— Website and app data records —
'''

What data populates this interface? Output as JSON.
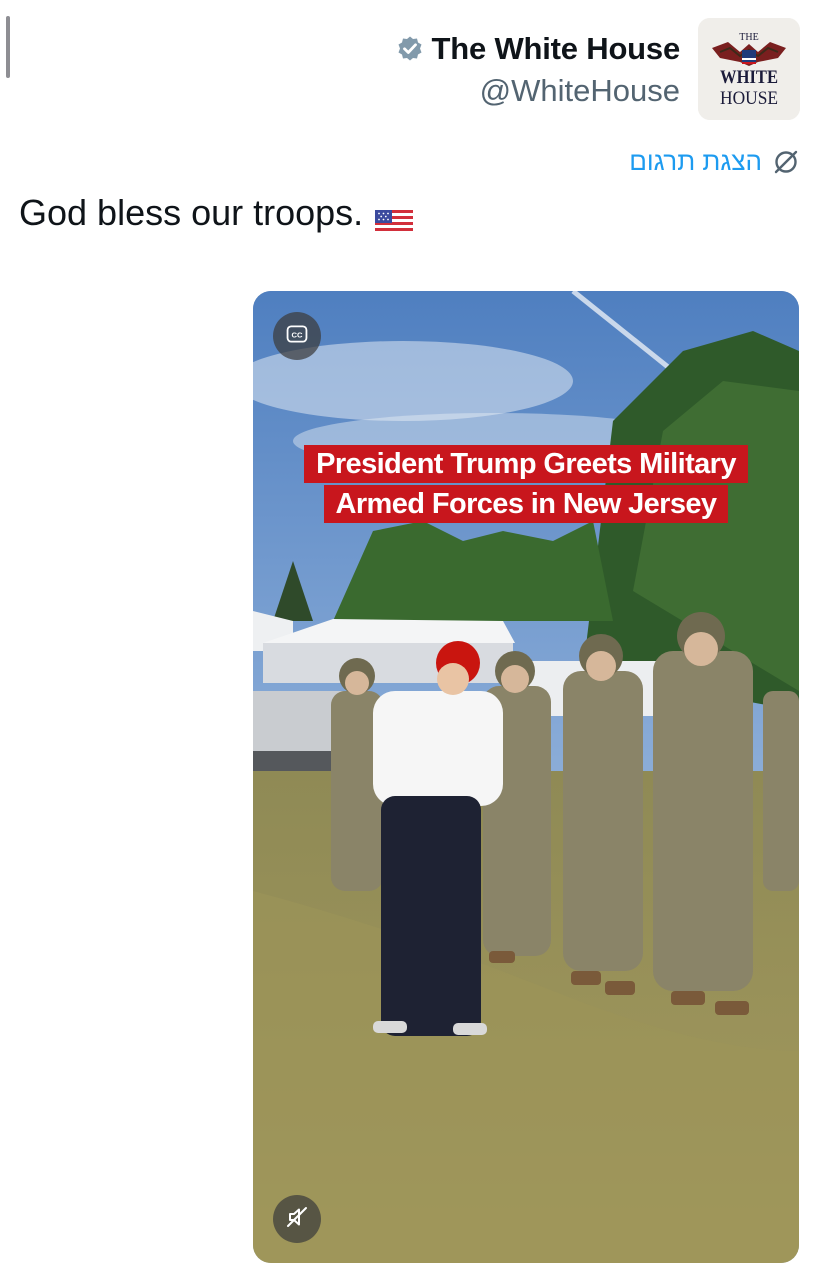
{
  "account": {
    "display_name": "The White House",
    "handle": "@WhiteHouse",
    "verified_icon": "verified-badge-icon",
    "avatar_lines": [
      "THE",
      "WHITE",
      "HOUSE"
    ]
  },
  "translate": {
    "label": "הצגת תרגום",
    "icon": "globe-slash-icon"
  },
  "tweet": {
    "text": "God bless our troops.",
    "emoji_icon": "us-flag-icon"
  },
  "media": {
    "type": "video",
    "caption_lines": [
      "President Trump Greets Military",
      "Armed Forces in New Jersey"
    ],
    "cc_label": "CC",
    "mute_icon": "muted-speaker-icon"
  },
  "colors": {
    "accent": "#1d9bf0",
    "caption_bg": "#c8161d",
    "handle": "#536471"
  }
}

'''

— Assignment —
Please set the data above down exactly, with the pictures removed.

— Reply to the exercise —
What data populates this interface? Output as JSON.
{
  "account": {
    "display_name": "The White House",
    "handle": "@WhiteHouse",
    "verified_icon": "verified-badge-icon",
    "avatar_lines": [
      "THE",
      "WHITE",
      "HOUSE"
    ]
  },
  "translate": {
    "label": "הצגת תרגום",
    "icon": "globe-slash-icon"
  },
  "tweet": {
    "text": "God bless our troops.",
    "emoji_icon": "us-flag-icon"
  },
  "media": {
    "type": "video",
    "caption_lines": [
      "President Trump Greets Military",
      "Armed Forces in New Jersey"
    ],
    "cc_label": "CC",
    "mute_icon": "muted-speaker-icon"
  },
  "colors": {
    "accent": "#1d9bf0",
    "caption_bg": "#c8161d",
    "handle": "#536471"
  }
}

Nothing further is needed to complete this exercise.